------ DATA SHOWN
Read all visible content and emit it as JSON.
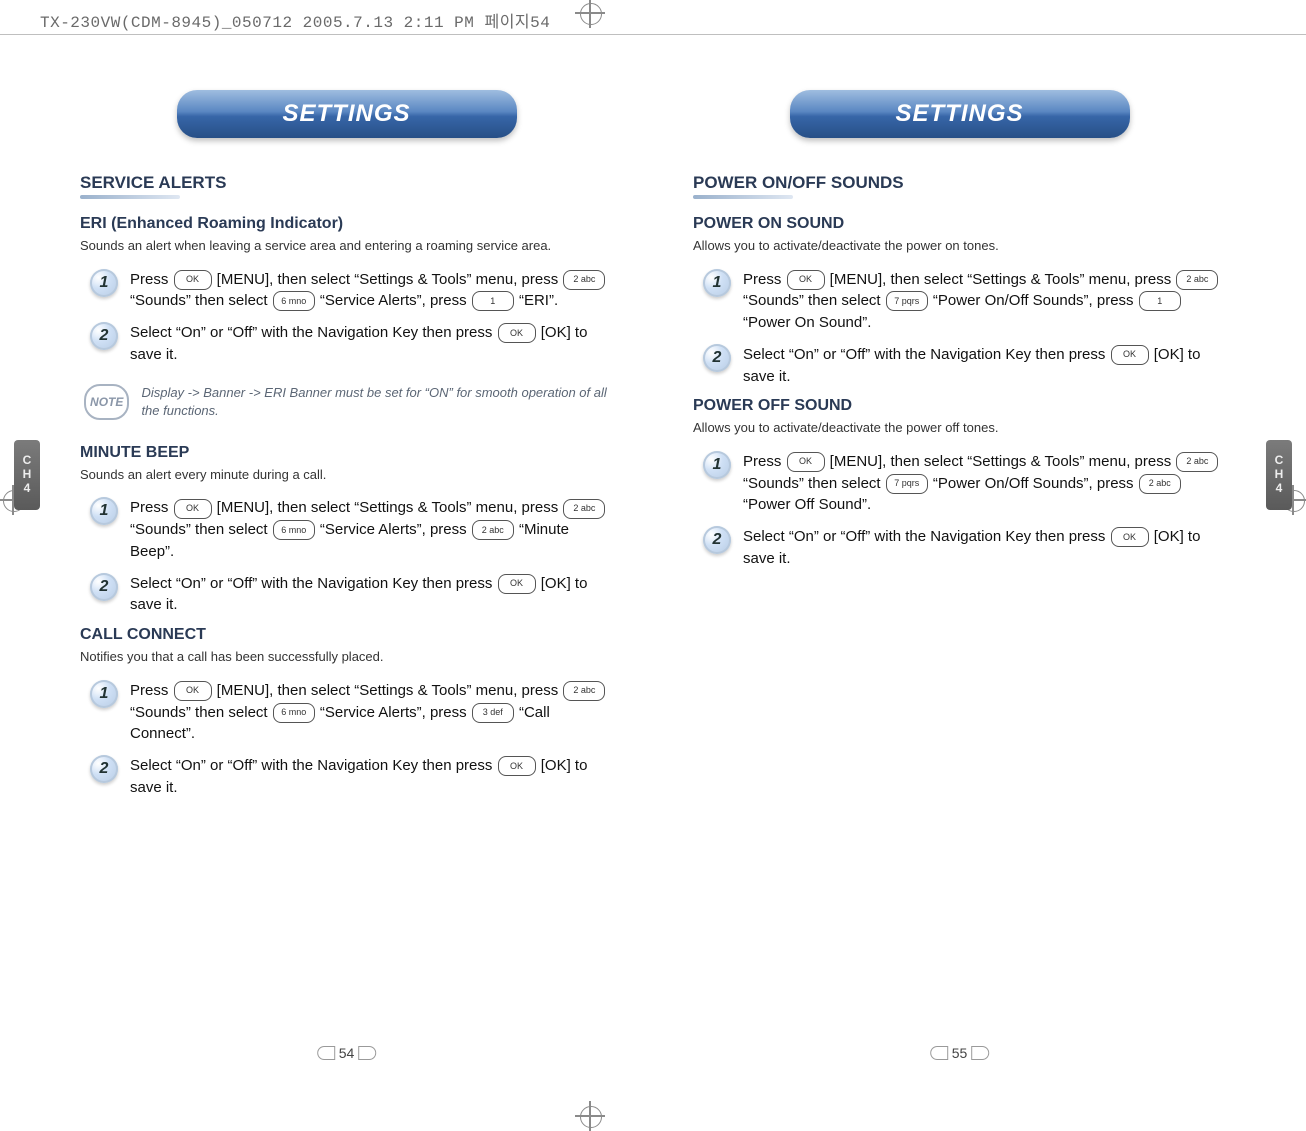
{
  "document_header": "TX-230VW(CDM-8945)_050712  2005.7.13  2:11 PM  페이지54",
  "chapter_tab": {
    "ch_lines": [
      "C",
      "H"
    ],
    "num": "4"
  },
  "keys": {
    "ok": "OK",
    "k1": "1",
    "k2": "2 abc",
    "k3": "3 def",
    "k6": "6 mno",
    "k7": "7 pqrs"
  },
  "left_page": {
    "title": "SETTINGS",
    "page_number": "54",
    "sections": [
      {
        "heading": "SERVICE ALERTS",
        "subsections": [
          {
            "subheading": "ERI (Enhanced Roaming Indicator)",
            "desc": "Sounds an alert when leaving a service area and entering a roaming service area.",
            "steps": [
              {
                "n": "1",
                "text_parts": [
                  "Press ",
                  " [MENU], then select “Settings & Tools” menu, press ",
                  " “Sounds” then select ",
                  " “Service Alerts”, press ",
                  " “ERI”."
                ],
                "keys": [
                  "ok",
                  "k2",
                  "k6",
                  "k1"
                ]
              },
              {
                "n": "2",
                "text_parts": [
                  "Select “On” or “Off” with the Navigation Key then press ",
                  " [OK] to save it."
                ],
                "keys": [
                  "ok"
                ]
              }
            ],
            "note": "Display -> Banner -> ERI Banner must be set for “ON” for smooth operation of all the functions."
          },
          {
            "subheading": "MINUTE BEEP",
            "desc": "Sounds an alert every minute during a call.",
            "steps": [
              {
                "n": "1",
                "text_parts": [
                  "Press ",
                  " [MENU], then select “Settings & Tools” menu, press ",
                  " “Sounds” then select ",
                  " “Service Alerts”, press ",
                  " “Minute Beep”."
                ],
                "keys": [
                  "ok",
                  "k2",
                  "k6",
                  "k2"
                ]
              },
              {
                "n": "2",
                "text_parts": [
                  "Select “On” or “Off” with the Navigation Key then press ",
                  " [OK] to save it."
                ],
                "keys": [
                  "ok"
                ]
              }
            ]
          },
          {
            "subheading": "CALL CONNECT",
            "desc": "Notifies you that a call has been successfully placed.",
            "steps": [
              {
                "n": "1",
                "text_parts": [
                  "Press ",
                  " [MENU], then select “Settings & Tools” menu, press ",
                  " “Sounds” then select ",
                  " “Service Alerts”, press ",
                  " “Call Connect”."
                ],
                "keys": [
                  "ok",
                  "k2",
                  "k6",
                  "k3"
                ]
              },
              {
                "n": "2",
                "text_parts": [
                  "Select “On” or “Off” with the Navigation Key then press ",
                  " [OK] to save it."
                ],
                "keys": [
                  "ok"
                ]
              }
            ]
          }
        ]
      }
    ]
  },
  "right_page": {
    "title": "SETTINGS",
    "page_number": "55",
    "sections": [
      {
        "heading": "POWER ON/OFF SOUNDS",
        "subsections": [
          {
            "subheading": "POWER ON SOUND",
            "desc": "Allows you to activate/deactivate the power on tones.",
            "steps": [
              {
                "n": "1",
                "text_parts": [
                  "Press ",
                  " [MENU], then select “Settings & Tools” menu, press ",
                  " “Sounds” then select ",
                  " “Power On/Off Sounds”, press ",
                  " “Power On Sound”."
                ],
                "keys": [
                  "ok",
                  "k2",
                  "k7",
                  "k1"
                ]
              },
              {
                "n": "2",
                "text_parts": [
                  "Select “On” or “Off” with the Navigation Key then press ",
                  " [OK] to save it."
                ],
                "keys": [
                  "ok"
                ]
              }
            ]
          },
          {
            "subheading": "POWER OFF SOUND",
            "desc": "Allows you to activate/deactivate the power off tones.",
            "steps": [
              {
                "n": "1",
                "text_parts": [
                  "Press ",
                  " [MENU], then select “Settings & Tools” menu, press ",
                  " “Sounds” then select ",
                  " “Power On/Off Sounds”, press ",
                  " “Power Off Sound”."
                ],
                "keys": [
                  "ok",
                  "k2",
                  "k7",
                  "k2"
                ]
              },
              {
                "n": "2",
                "text_parts": [
                  "Select “On” or “Off” with the Navigation Key then press ",
                  " [OK] to save it."
                ],
                "keys": [
                  "ok"
                ]
              }
            ]
          }
        ]
      }
    ]
  },
  "note_label": "NOTE"
}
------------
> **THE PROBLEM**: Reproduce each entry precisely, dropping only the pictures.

> **EXERCISE RESPONSE**:
Read all visible content and emit it as JSON.
{
  "document_header": "TX-230VW(CDM-8945)_050712  2005.7.13  2:11 PM  페이지54",
  "chapter_tab": {
    "ch_lines": [
      "C",
      "H"
    ],
    "num": "4"
  },
  "keys": {
    "ok": "OK",
    "k1": "1",
    "k2": "2 abc",
    "k3": "3 def",
    "k6": "6 mno",
    "k7": "7 pqrs"
  },
  "left_page": {
    "title": "SETTINGS",
    "page_number": "54",
    "sections": [
      {
        "heading": "SERVICE ALERTS",
        "subsections": [
          {
            "subheading": "ERI (Enhanced Roaming Indicator)",
            "desc": "Sounds an alert when leaving a service area and entering a roaming service area.",
            "steps": [
              {
                "n": "1",
                "text_parts": [
                  "Press ",
                  " [MENU], then select “Settings & Tools” menu, press ",
                  " “Sounds” then select ",
                  " “Service Alerts”, press ",
                  " “ERI”."
                ],
                "keys": [
                  "ok",
                  "k2",
                  "k6",
                  "k1"
                ]
              },
              {
                "n": "2",
                "text_parts": [
                  "Select “On” or “Off” with the Navigation Key then press ",
                  " [OK] to save it."
                ],
                "keys": [
                  "ok"
                ]
              }
            ],
            "note": "Display -> Banner -> ERI Banner must be set for “ON” for smooth operation of all the functions."
          },
          {
            "subheading": "MINUTE BEEP",
            "desc": "Sounds an alert every minute during a call.",
            "steps": [
              {
                "n": "1",
                "text_parts": [
                  "Press ",
                  " [MENU], then select “Settings & Tools” menu, press ",
                  " “Sounds” then select ",
                  " “Service Alerts”, press ",
                  " “Minute Beep”."
                ],
                "keys": [
                  "ok",
                  "k2",
                  "k6",
                  "k2"
                ]
              },
              {
                "n": "2",
                "text_parts": [
                  "Select “On” or “Off” with the Navigation Key then press ",
                  " [OK] to save it."
                ],
                "keys": [
                  "ok"
                ]
              }
            ]
          },
          {
            "subheading": "CALL CONNECT",
            "desc": "Notifies you that a call has been successfully placed.",
            "steps": [
              {
                "n": "1",
                "text_parts": [
                  "Press ",
                  " [MENU], then select “Settings & Tools” menu, press ",
                  " “Sounds” then select ",
                  " “Service Alerts”, press ",
                  " “Call Connect”."
                ],
                "keys": [
                  "ok",
                  "k2",
                  "k6",
                  "k3"
                ]
              },
              {
                "n": "2",
                "text_parts": [
                  "Select “On” or “Off” with the Navigation Key then press ",
                  " [OK] to save it."
                ],
                "keys": [
                  "ok"
                ]
              }
            ]
          }
        ]
      }
    ]
  },
  "right_page": {
    "title": "SETTINGS",
    "page_number": "55",
    "sections": [
      {
        "heading": "POWER ON/OFF SOUNDS",
        "subsections": [
          {
            "subheading": "POWER ON SOUND",
            "desc": "Allows you to activate/deactivate the power on tones.",
            "steps": [
              {
                "n": "1",
                "text_parts": [
                  "Press ",
                  " [MENU], then select “Settings & Tools” menu, press ",
                  " “Sounds” then select ",
                  " “Power On/Off Sounds”, press ",
                  " “Power On Sound”."
                ],
                "keys": [
                  "ok",
                  "k2",
                  "k7",
                  "k1"
                ]
              },
              {
                "n": "2",
                "text_parts": [
                  "Select “On” or “Off” with the Navigation Key then press ",
                  " [OK] to save it."
                ],
                "keys": [
                  "ok"
                ]
              }
            ]
          },
          {
            "subheading": "POWER OFF SOUND",
            "desc": "Allows you to activate/deactivate the power off tones.",
            "steps": [
              {
                "n": "1",
                "text_parts": [
                  "Press ",
                  " [MENU], then select “Settings & Tools” menu, press ",
                  " “Sounds” then select ",
                  " “Power On/Off Sounds”, press ",
                  " “Power Off Sound”."
                ],
                "keys": [
                  "ok",
                  "k2",
                  "k7",
                  "k2"
                ]
              },
              {
                "n": "2",
                "text_parts": [
                  "Select “On” or “Off” with the Navigation Key then press ",
                  " [OK] to save it."
                ],
                "keys": [
                  "ok"
                ]
              }
            ]
          }
        ]
      }
    ]
  },
  "note_label": "NOTE"
}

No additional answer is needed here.